  • Ignoring the need for elimination

There are three main areas to focus on when dealing with constipation:

  1. Fiber – It's recommended you consume at least 25-30 grams of dietary fiber each day, but most Americans only consume about half this amount. Fiber helps create bulk in the stool and pushes waste through the intestines.
  2. Water – Too much fiber could actually backfire if you don't up your water intake, as well. Soluble fiber needs liquid to absorb, otherwise it will clog your system up even more. Be sure to drink half your weight (in pounds) of water (in ounces) each day. (Ex. A 150-pound woman should drink at least 75 ounces of water).
  3. Exercise – Exercise decreases the time it takes food to move through the large intestine, thus limiting the amount of water absorbed from the stool. When too much water is reabsorbed back into the body, fecal matter becomes hard, dry, and difficult to pass. Exercise gets your blood flowing and helps the natural contraction of the intestinal muscles, which is key to a healthy gastrointestinal system. However, wait at least an hour after eating to engage in rigorous physical activity. Blood flow to the stomach increases to help digest a meal, so diverting the flow to the heart and muscles, as needed for exercise, would hinder proper digestion.

Fiber Facts

Fiber is found only in plant foods and remains undigested as it passes through our intestines. Fiber comes in two forms, each fulfilling a different duty, but both helping to keep us regular.

Soluble Fiber – forms a gel when combined with liquid. This type of fiber binds fatty acids and cholesterol to help remove it from your body.
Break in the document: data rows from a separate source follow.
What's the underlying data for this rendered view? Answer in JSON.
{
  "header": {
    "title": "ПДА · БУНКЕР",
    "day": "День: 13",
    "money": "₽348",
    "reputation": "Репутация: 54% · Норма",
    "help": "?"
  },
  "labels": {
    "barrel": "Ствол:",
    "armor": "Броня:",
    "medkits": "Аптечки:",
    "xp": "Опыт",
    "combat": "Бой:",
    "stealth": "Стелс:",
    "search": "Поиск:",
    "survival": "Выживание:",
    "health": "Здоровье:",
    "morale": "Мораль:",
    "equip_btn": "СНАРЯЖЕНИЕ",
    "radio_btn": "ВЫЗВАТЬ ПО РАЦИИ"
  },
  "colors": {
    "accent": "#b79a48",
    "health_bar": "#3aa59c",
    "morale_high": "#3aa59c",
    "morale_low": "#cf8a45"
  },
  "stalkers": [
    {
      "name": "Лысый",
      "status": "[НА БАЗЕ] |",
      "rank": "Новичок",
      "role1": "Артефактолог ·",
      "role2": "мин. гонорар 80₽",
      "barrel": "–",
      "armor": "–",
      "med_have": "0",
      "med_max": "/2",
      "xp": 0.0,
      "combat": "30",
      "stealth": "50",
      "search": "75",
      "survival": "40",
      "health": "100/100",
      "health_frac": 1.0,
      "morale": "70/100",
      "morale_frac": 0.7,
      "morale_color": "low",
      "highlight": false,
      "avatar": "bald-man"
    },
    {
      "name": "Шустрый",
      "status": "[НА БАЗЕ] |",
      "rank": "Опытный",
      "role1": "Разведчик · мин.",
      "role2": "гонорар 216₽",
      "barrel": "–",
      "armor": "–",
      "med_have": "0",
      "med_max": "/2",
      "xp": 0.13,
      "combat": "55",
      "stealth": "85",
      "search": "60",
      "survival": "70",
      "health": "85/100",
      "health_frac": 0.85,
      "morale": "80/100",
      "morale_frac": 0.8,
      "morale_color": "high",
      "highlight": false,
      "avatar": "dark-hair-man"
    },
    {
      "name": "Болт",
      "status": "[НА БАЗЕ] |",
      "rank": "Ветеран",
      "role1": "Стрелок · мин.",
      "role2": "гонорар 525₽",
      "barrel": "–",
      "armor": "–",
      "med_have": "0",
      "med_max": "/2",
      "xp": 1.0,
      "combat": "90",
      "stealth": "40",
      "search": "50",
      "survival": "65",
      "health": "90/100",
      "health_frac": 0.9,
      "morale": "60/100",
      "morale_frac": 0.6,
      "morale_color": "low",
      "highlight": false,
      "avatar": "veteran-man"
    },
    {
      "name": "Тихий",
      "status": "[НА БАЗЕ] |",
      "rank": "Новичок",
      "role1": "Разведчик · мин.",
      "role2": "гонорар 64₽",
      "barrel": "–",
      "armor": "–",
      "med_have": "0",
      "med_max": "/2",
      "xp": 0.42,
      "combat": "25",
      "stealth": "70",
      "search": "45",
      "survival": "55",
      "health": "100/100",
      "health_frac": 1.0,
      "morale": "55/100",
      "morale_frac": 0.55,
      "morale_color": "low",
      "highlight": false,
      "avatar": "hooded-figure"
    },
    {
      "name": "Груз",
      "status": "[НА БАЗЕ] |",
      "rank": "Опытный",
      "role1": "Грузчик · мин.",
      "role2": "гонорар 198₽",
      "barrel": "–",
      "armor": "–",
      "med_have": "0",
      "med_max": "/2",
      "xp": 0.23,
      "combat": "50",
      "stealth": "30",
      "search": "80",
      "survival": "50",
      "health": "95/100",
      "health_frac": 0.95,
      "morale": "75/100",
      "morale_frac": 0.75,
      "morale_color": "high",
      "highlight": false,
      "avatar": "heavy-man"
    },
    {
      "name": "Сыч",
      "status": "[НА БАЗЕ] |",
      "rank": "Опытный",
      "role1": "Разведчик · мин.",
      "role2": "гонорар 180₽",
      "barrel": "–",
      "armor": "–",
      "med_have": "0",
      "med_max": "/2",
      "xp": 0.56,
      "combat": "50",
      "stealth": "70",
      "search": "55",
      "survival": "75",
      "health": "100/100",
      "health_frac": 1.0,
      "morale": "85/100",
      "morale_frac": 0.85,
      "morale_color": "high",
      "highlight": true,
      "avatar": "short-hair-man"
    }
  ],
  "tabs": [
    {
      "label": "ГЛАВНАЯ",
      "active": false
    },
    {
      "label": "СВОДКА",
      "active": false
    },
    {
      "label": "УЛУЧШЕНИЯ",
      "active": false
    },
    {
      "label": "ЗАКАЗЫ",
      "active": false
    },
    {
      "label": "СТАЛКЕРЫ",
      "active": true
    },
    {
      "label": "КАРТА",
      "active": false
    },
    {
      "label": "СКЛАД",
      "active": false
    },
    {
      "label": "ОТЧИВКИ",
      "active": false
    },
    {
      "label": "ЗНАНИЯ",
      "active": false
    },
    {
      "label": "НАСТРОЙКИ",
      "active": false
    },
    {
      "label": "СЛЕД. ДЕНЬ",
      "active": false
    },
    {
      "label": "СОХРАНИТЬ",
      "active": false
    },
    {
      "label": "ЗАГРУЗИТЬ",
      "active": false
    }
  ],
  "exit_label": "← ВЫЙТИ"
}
In addition, it delays stomach emptying to help regulate blood sugar levels. Foods that provide a good source of soluble fiber include oat/oat bran, barley, beans and peas, nuts, oranges, apples, carrots, psyllium husk, and flaxseed.

Insoluble Fiber – does not dissolve in liquid. This type of fiber stimulates muscle peristalsis to help move bulk through the intestines, which is exactly what's needed to help prevent and relieve constipation. It also helps control and balance intestinal pH (acidity). Insoluble forms of fiber are found in bran cereal, root vegetables and fruit skins, spinach and other dark leafy greens,* corn, nuts and seeds, whole wheat bread, and beans.
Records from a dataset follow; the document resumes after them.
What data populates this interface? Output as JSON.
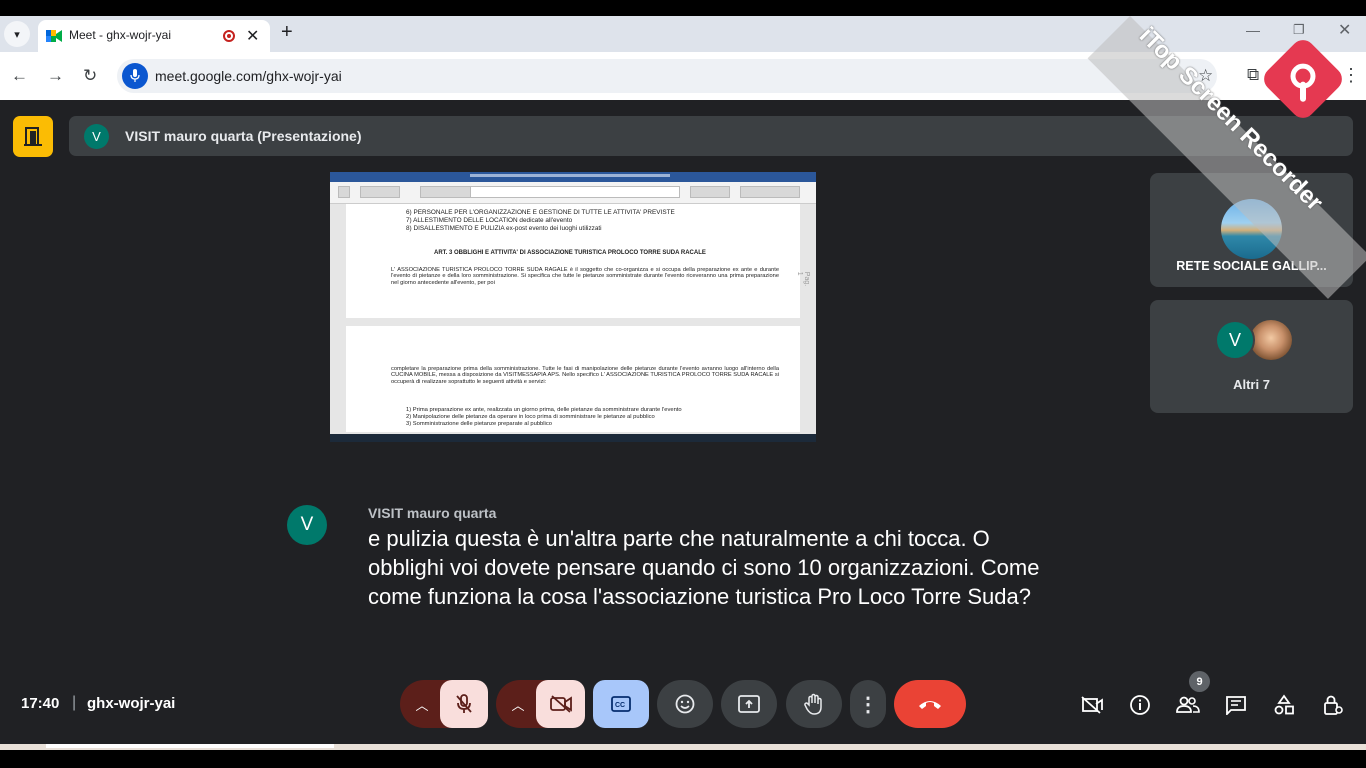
{
  "browser": {
    "tab_title": "Meet - ghx-wojr-yai",
    "new_tab_label": "+",
    "close_tab_label": "✕",
    "url": "meet.google.com/ghx-wojr-yai",
    "window_controls": {
      "minimize": "—",
      "restore": "❐",
      "close": "✕"
    },
    "icons": [
      "tab-search-icon",
      "meet-favicon",
      "recording-icon",
      "back-icon",
      "forward-icon",
      "reload-icon",
      "mic-permission-icon",
      "bookmark-star-icon",
      "extensions-icon",
      "menu-icon"
    ]
  },
  "watermark": {
    "text": "iTop Screen Recorder"
  },
  "meet": {
    "presenter_avatar": "V",
    "presenter_title": "VISIT mauro quarta (Presentazione)",
    "shared_doc": {
      "list_top": [
        "6)   PERSONALE PER L'ORGANIZZAZIONE E GESTIONE DI TUTTE LE ATTIVITA' PREVISTE",
        "7)   ALLESTIMENTO DELLE LOCATION dedicate all'evento",
        "8)   DISALLESTIMENTO E PULIZIA ex-post evento dei luoghi utilizzati"
      ],
      "heading": "ART. 3 OBBLIGHI E ATTIVITA' DI ASSOCIAZIONE TURISTICA PROLOCO TORRE SUDA RACALE",
      "paragraph1": "L' ASSOCIAZIONE TURISTICA PROLOCO TORRE SUDA RAGALE è il soggetto che co-organizza e si occupa della preparazione ex ante e durante l'evento di pietanze e della loro somministrazione. Si specifica che tutte le pietanze somministrate durante l'evento riceveranno una prima preparazione nel giorno antecedente all'evento, per poi",
      "page_label": "Pag. 1",
      "paragraph2": "completare la preparazione prima della somministrazione. Tutte le fasi di manipolazione delle pietanze durante l'evento avranno luogo all'interno della CUCINA MOBILE, messa a disposizione da VISITMESSAPIA APS. Nello specifico L' ASSOCIAZIONE TURISTICA PROLOCO TORRE SUDA RACALE si occuperà di realizzare soprattutto le seguenti attività e servizi:",
      "list_bottom": [
        "1)   Prima preparazione ex ante, realizzata un giorno prima, delle pietanze da somministrare durante l'evento",
        "2)   Manipolazione delle pietanze da operare in loco prima di somministrare le pietanze al pubblico",
        "3)   Somministrazione delle pietanze preparate al pubblico"
      ]
    },
    "tiles": [
      {
        "name": "RETE SOCIALE GALLIP..."
      },
      {
        "avatar": "V",
        "label": "Altri 7"
      }
    ],
    "caption": {
      "avatar": "V",
      "speaker": "VISIT mauro quarta",
      "text": "e pulizia questa è un'altra parte che naturalmente a chi tocca. O obblighi voi dovete pensare quando ci sono 10 organizzazioni. Come come funziona la cosa l'associazione turistica Pro Loco Torre Suda?"
    },
    "bottom_bar": {
      "time": "17:40",
      "separator": "|",
      "meeting_code": "ghx-wojr-yai",
      "people_count": "9"
    },
    "colors": {
      "background": "#202124",
      "accent_yellow": "#fbbc04",
      "leave_red": "#ea4335",
      "caption_blue": "#a8c7fa",
      "teal_avatar": "#00796b"
    }
  }
}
*Some people find “roughage” hard to digest, however, the NutriBullet pulverizes leafy greens to the point where they are more easily absorbed and assimilated into the body.


While the NutriBullet certainly makes it easier to consume more servings of fruits, vegetables, nuts and grains than eating them in whole form, (helping you meet your daily fiber quota,) sometimes a little boost may be necessary to get things “moving along.” These supplements can be found in either powder or pill form, so you can add them to your NutriBlast, or take them separately.
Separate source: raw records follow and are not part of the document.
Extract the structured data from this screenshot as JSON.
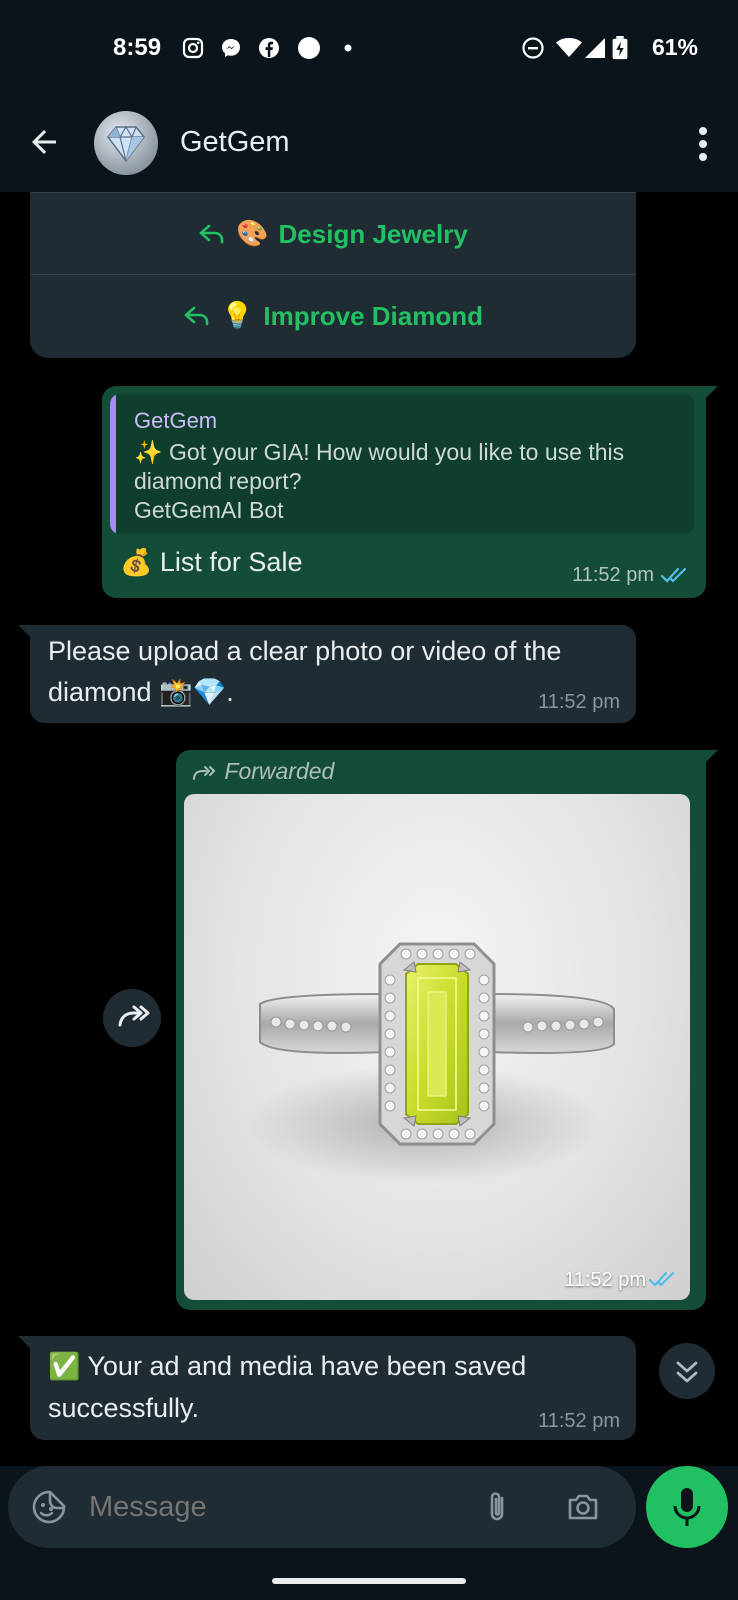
{
  "status_bar": {
    "time": "8:59",
    "battery_percent": "61%",
    "left_icons": [
      "instagram-icon",
      "messenger-icon",
      "facebook-icon",
      "circle-icon",
      "dot-icon"
    ],
    "right_icons": [
      "do-not-disturb-icon",
      "wifi-icon",
      "signal-icon",
      "battery-charging-icon"
    ]
  },
  "header": {
    "contact_name": "GetGem",
    "avatar": "diamond-avatar"
  },
  "keyboard_buttons": [
    {
      "emoji": "🎨",
      "label": "Design Jewelry"
    },
    {
      "emoji": "💡",
      "label": "Improve Diamond"
    }
  ],
  "messages": [
    {
      "direction": "outgoing",
      "quote": {
        "name": "GetGem",
        "text": "✨ Got your GIA! How would you like to use this diamond report?",
        "footer": "GetGemAI Bot"
      },
      "emoji": "💰",
      "text": "List for Sale",
      "time": "11:52 pm",
      "status": "read"
    },
    {
      "direction": "incoming",
      "text_line1": "Please upload a clear photo or video of the",
      "text_line2": "diamond 📸💎.",
      "time": "11:52 pm"
    },
    {
      "direction": "outgoing",
      "forwarded_label": "Forwarded",
      "media": "ring-photo",
      "time": "11:52 pm",
      "status": "read"
    },
    {
      "direction": "incoming",
      "emoji": "✅",
      "text_line1": "Your ad and media have been saved",
      "text_line2": "successfully.",
      "time": "11:52 pm"
    }
  ],
  "composer": {
    "placeholder": "Message"
  },
  "colors": {
    "background": "#000000",
    "header": "#0b141a",
    "incoming_bubble": "#1f2c34",
    "outgoing_bubble": "#144d37",
    "accent_green": "#21c063",
    "read_ticks": "#53bdeb"
  }
}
  • Magnesium – take 500-1000mg of magnesium citrate daily until stools begin to loosen.
  • Probiotics
  • Digestive enzymes
  • Psyllium husk
  • Golden flax seed oil
  • Citrus pectin
  • Kelp
  • Rice bran

Try these recipes to get your movements back on tract!

Smooth Move!

Ruby Red Relief

Orange Your Regular?

Registered Dietitian

I recently started using the nutribullet 2 weeks ago & it’s caused me to have constipation, I think I’m using too much fruit/veg, and not drinking enough water alongside. How much fruit n veg should I start with in my blasts to stop the constipation?? (I’ve only been having 1 per day) I got the nutribullet to help with my fruit n veg intake as didn’t eat anywhere near enough before, but I’m left very disappointed because of this problem 😢
Try using recipes with one or two servings of fruits and/or vegetables to allow your body to adjust to the fiber, then you can slowly build up to high fiber recipes with more fruits and vegetables. Here are a few recipes to start with: Also, make sure to increase your water intake. It is typically recommended to consume about 8 glasses per day. If you continue to have constipation, you may want to check with your healthcare provider.
No Avatar

Thank you for your comment! It is pending approval and should be posted shortly.